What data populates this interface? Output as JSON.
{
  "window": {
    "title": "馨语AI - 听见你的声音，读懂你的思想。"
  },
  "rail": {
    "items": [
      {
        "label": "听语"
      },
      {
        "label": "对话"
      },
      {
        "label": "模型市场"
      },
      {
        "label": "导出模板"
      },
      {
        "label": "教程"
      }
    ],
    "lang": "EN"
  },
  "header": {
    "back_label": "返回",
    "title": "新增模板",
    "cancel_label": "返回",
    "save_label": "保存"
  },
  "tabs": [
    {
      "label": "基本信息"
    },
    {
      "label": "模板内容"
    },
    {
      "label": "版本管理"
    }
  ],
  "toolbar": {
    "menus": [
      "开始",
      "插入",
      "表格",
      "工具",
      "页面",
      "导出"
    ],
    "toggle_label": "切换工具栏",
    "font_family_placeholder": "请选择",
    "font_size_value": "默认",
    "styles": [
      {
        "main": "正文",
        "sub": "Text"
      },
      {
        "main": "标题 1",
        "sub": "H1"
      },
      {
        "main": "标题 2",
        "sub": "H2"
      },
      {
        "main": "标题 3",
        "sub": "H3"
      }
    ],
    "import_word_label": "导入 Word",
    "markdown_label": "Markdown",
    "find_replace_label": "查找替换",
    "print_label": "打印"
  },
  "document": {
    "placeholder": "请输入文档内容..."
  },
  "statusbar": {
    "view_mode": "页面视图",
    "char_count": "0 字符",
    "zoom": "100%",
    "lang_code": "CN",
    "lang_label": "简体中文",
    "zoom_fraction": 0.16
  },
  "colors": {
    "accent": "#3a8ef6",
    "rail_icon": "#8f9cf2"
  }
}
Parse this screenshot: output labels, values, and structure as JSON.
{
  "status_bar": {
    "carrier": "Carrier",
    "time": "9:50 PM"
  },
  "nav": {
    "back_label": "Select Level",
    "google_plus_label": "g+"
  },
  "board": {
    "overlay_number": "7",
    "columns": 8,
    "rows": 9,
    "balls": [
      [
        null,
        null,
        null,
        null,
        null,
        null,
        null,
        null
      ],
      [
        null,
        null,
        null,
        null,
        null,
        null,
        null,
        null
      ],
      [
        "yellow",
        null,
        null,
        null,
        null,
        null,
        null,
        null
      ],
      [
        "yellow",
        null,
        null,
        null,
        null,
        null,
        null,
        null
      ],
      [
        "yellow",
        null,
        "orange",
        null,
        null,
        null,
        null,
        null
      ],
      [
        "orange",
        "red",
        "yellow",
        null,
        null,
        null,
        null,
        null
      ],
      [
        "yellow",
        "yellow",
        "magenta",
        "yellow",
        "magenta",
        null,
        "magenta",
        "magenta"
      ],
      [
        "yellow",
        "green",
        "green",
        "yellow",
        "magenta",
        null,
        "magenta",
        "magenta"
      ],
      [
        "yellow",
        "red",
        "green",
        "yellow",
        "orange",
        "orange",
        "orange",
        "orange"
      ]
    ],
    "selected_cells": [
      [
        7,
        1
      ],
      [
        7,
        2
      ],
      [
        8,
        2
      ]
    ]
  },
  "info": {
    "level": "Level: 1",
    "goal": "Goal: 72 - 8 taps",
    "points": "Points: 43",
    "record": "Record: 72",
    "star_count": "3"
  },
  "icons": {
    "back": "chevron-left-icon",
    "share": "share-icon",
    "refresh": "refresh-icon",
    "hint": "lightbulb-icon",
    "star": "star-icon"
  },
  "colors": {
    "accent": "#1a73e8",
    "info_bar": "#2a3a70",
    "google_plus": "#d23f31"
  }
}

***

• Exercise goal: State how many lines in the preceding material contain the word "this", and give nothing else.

• Answer space: 2